You might ask here, what is deep practice? There is an aspect of appropriate speech called Deep Listening, the action of sincerely giving over your whole attention to what is being said. Doing so allows you to hear what is really being said, as opposed to what you might want to, or think you hear. Deep practice has the same foundational ideal. You sincerely give over total concentration to the task at hand so you get done well what needs doing in a timely manner. This doesn’t mean no breaks . . . it does mean productive breaks.

Multi-tasking is the negative distraction that the author is referring to in the quote above. Multi-tasking might make us feel more important and more valuable in our jobs and private lives but it is an anathema to deep practice. The human brain and body is good but it never truly does two things at once. It bounces back and forth between actions/thoughts making excellence in any task nearly impossible to achieve. We might be 100% focused on multi-tasking but we won’t be 100% focused on either task because there isn’t a percentage higher than 100. Only 100% focus is appropriate concentration.

Mr. Lesser offers that a small break, five minutes of mindfulness meditation, standing and stretching, or just taking three deep cleansing breaths can help to maintain intense focus rather than diminish it. There is much value in Mr. Lesser’s idea. For example, during meditation retreats when periods of up to three hours are spent in silent meditation breaks are taken for meditators to rise and perform a short session of Qigong, a short walking meditation, or just stretch their muscles and breath deeply before continuing to sit. What works on the cushion works as well off.

Multiple tasks and distractions can be detrimental to whatever you are trying to accomplish. What if you turned those multiple tasks into distractions that would work for you in two ways . . . you take a break from a concentrated task and complete another task? Not trying to do both tasks at once, actually fully engaging one as a distraction from the other. Doing so we can remain in an engaged, responsive and productive state of being more of the day.

Whenever I have a time-consuming, brain-busting, thought and action heavy period of writing or studying to do I make sure there is also a necessary chore needing to be done, and that is what I use for a distraction. Not a distraction for fun . . . a productive distraction. I creatively re-describe what would be multi-tasking to deeply practicing one task and viewing another task as a distraction. I’ve been doing this for so long now that both tasks become distractions for the other and I get more done during the “work day” and have more time to relax when the “work day” is over.

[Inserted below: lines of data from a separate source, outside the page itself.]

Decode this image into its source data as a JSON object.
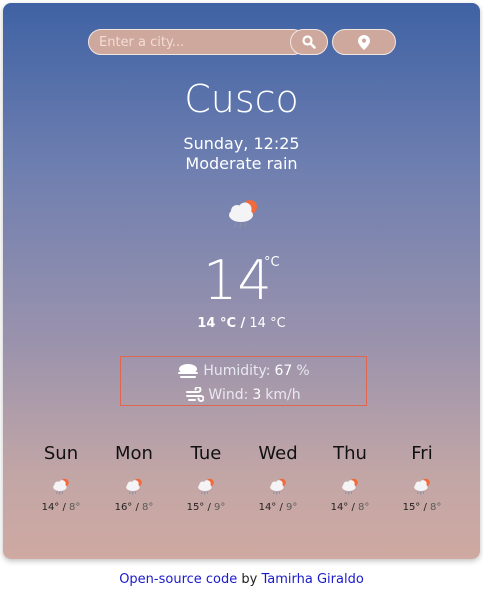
{
  "search": {
    "placeholder": "Enter a city..."
  },
  "city": "Cusco",
  "datetime": "Sunday, 12:25",
  "description": "Moderate rain",
  "temperature": {
    "value": "14",
    "unit": "°C"
  },
  "hilo": {
    "high": "14 °C /",
    "low": "14 °C"
  },
  "details": {
    "humidity_label": "Humidity:",
    "humidity_value": "67",
    "humidity_unit": "%",
    "wind_label": "Wind:",
    "wind_value": "3",
    "wind_unit": "km/h"
  },
  "forecast": [
    {
      "day": "Sun",
      "max": "14° /",
      "min": "8°"
    },
    {
      "day": "Mon",
      "max": "16° /",
      "min": "8°"
    },
    {
      "day": "Tue",
      "max": "15° /",
      "min": "9°"
    },
    {
      "day": "Wed",
      "max": "14° /",
      "min": "9°"
    },
    {
      "day": "Thu",
      "max": "14° /",
      "min": "8°"
    },
    {
      "day": "Fri",
      "max": "15° /",
      "min": "8°"
    }
  ],
  "footer": {
    "link_text": "Open-source code",
    "by": "by",
    "author": "Tamirha Giraldo"
  },
  "icons": {
    "search": "search-icon",
    "location": "location-pin-icon",
    "weather": "rain-cloud-sun-icon",
    "humidity": "mist-icon",
    "wind": "wind-icon"
  }
}
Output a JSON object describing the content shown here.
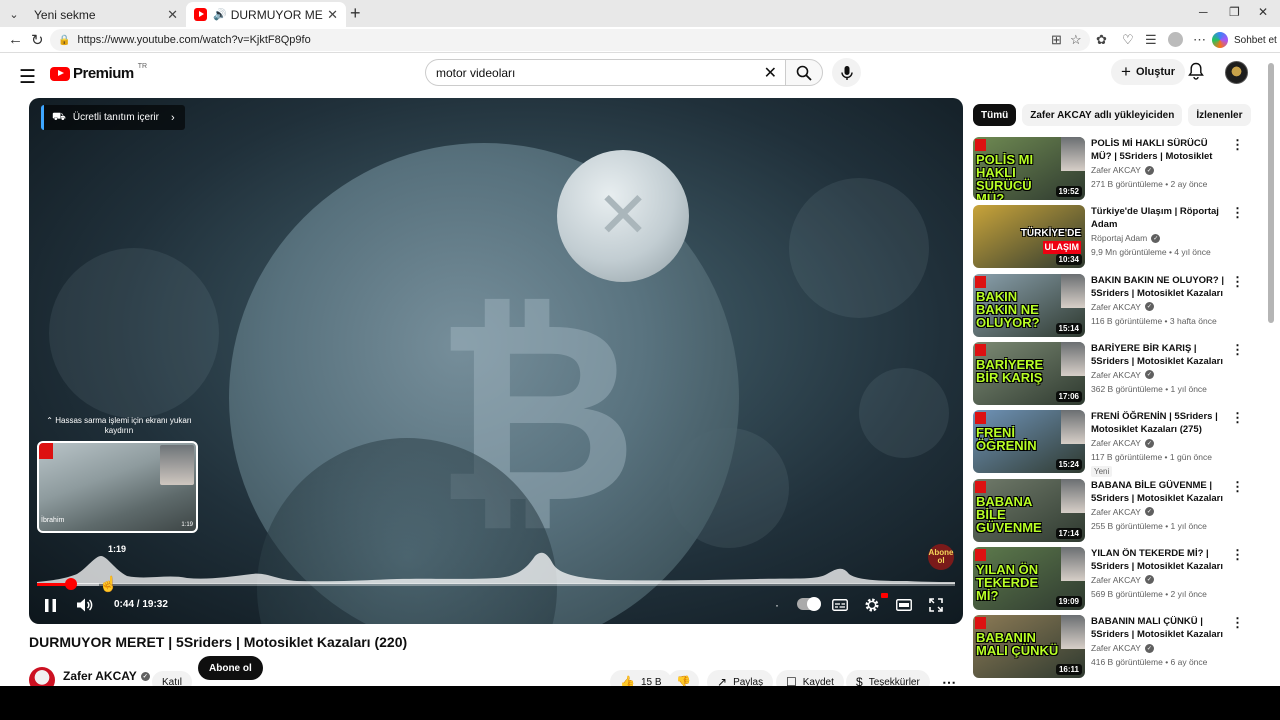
{
  "browser": {
    "tabs": [
      {
        "title": "Yeni sekme",
        "active": false
      },
      {
        "title": "DURMUYOR MERET | 5Sriders | Motosiklet Kazaları (220)",
        "active": true
      }
    ],
    "url": "https://www.youtube.com/watch?v=KjktF8Qp9fo",
    "copilot_label": "Sohbet et"
  },
  "masthead": {
    "logo_text": "Premium",
    "region": "TR",
    "search_value": "motor videoları",
    "create_label": "Oluştur"
  },
  "player": {
    "promo_label": "Ücretli tanıtım içerir",
    "seek_hint": "Hassas sarma işlemi için ekranı yukarı kaydırın",
    "hover_time": "1:19",
    "preview_name": "İbrahim",
    "preview_stamp": "1:19",
    "current_time": "0:44",
    "duration": "19:32",
    "timecode": "0:44 / 19:32",
    "progress_played": 0.0375,
    "progress_hover": 0.067,
    "watermark": "Abone ol"
  },
  "video": {
    "title": "DURMUYOR MERET | 5Sriders | Motosiklet Kazaları (220)",
    "channel": "Zafer AKCAY",
    "join_label": "Katıl",
    "subscribe_label": "Abone ol",
    "likes": "15 B",
    "share_label": "Paylaş",
    "save_label": "Kaydet",
    "thanks_label": "Teşekkürler"
  },
  "sidebar": {
    "chips": [
      "Tümü",
      "Zafer AKCAY adlı yükleyiciden",
      "İzlenenler"
    ],
    "items": [
      {
        "title": "POLİS Mİ HAKLI SÜRÜCÜ MÜ? | 5Sriders | Motosiklet Kazaları ...",
        "channel": "Zafer AKCAY",
        "meta": "271 B görüntüleme • 2 ay önce",
        "duration": "19:52",
        "thumb_text": "POLİS MI HAKLI SÜRÜCÜ MÜ?",
        "thumb_bg": "#6f8a52"
      },
      {
        "title": "Türkiye'de Ulaşım | Röportaj Adam",
        "channel": "Röportaj Adam",
        "meta": "9,9 Mn görüntüleme • 4 yıl önce",
        "duration": "10:34",
        "thumb_text": "TÜRKİYE'DE",
        "thumb_text2": "ULAŞIM",
        "thumb_bg": "#c9a43a"
      },
      {
        "title": "BAKIN BAKIN NE OLUYOR? | 5Sriders | Motosiklet Kazaları ...",
        "channel": "Zafer AKCAY",
        "meta": "116 B görüntüleme • 3 hafta önce",
        "duration": "15:14",
        "thumb_text": "BAKIN BAKIN NE OLUYOR?",
        "thumb_bg": "#8aa0ad"
      },
      {
        "title": "BARİYERE BİR KARIŞ | 5Sriders | Motosiklet Kazaları (188)",
        "channel": "Zafer AKCAY",
        "meta": "362 B görüntüleme • 1 yıl önce",
        "duration": "17:06",
        "thumb_text": "BARİYERE BİR KARIŞ",
        "thumb_bg": "#7c8a74"
      },
      {
        "title": "FRENİ ÖĞRENİN | 5Sriders | Motosiklet Kazaları (275)",
        "channel": "Zafer AKCAY",
        "meta": "117 B görüntüleme • 1 gün önce",
        "badge": "Yeni",
        "duration": "15:24",
        "thumb_text": "FRENİ ÖĞRENİN",
        "thumb_bg": "#6f93b8"
      },
      {
        "title": "BABANA BİLE GÜVENME | 5Sriders | Motosiklet Kazaları ...",
        "channel": "Zafer AKCAY",
        "meta": "255 B görüntüleme • 1 yıl önce",
        "duration": "17:14",
        "thumb_text": "BABANA BİLE GÜVENME",
        "thumb_bg": "#707a6a"
      },
      {
        "title": "YILAN ÖN TEKERDE Mİ? | 5Sriders | Motosiklet Kazaları ...",
        "channel": "Zafer AKCAY",
        "meta": "569 B görüntüleme • 2 yıl önce",
        "duration": "19:09",
        "thumb_text": "YILAN ÖN TEKERDE Mİ?",
        "thumb_bg": "#5d7a4c"
      },
      {
        "title": "BABANIN MALI ÇÜNKÜ | 5Sriders | Motosiklet Kazaları ...",
        "channel": "Zafer AKCAY",
        "meta": "416 B görüntüleme • 6 ay önce",
        "duration": "16:11",
        "thumb_text": "BABANIN MALI ÇÜNKÜ",
        "thumb_bg": "#8c7a55"
      }
    ]
  }
}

For example, as I sit writing this very dharma talk I know I’m going to do some refresher reading, a little Internet searching, time for contemplation, and lots of typing. This is also the day I do laundry, washing clothes, drying, hanging up, folding and putting away. So, when my eyes are tiring and my focus slipping from reading and searching, my fingertips sore from tapping the keys I go put a load in, switch a load to the dryer, hang up clothes on the line or whatever needs doing. Any one of those ‘distractions’ take five or so minutes and then I am back to the computer and the books. Doing this I’ve come to look forward to doing laundry because it can be a welcome distraction and give my bodymind some downtime.

I don’t engage in frivolous activities during ‘breaks’. No email checking, no Twitter, no phone calls, or computer games. Whatever is the ‘distraction’ that day is a chore that must be done. It’ll be walking the dog or giving her a bath, weeding the herb or rose garden, washing the car, laundry, dishes, cleaning out the refrigerator . . . you get the point.

This isn’t really multitasking because total concentration is given to the ‘distraction’ for its time. I’m not thinking about the dharma talk while doing laundry . . . I’m doing laundry then. Distraction becomes a positive action rather than a hindrance to what needs to be done. You may be thinking that this sounds suspiciously like multitasking with a new name. I’d agree, except my experience has taught me otherwise. There is 100% concentration on the process, or deep practice. The task and the distraction are immersed in totally during their time.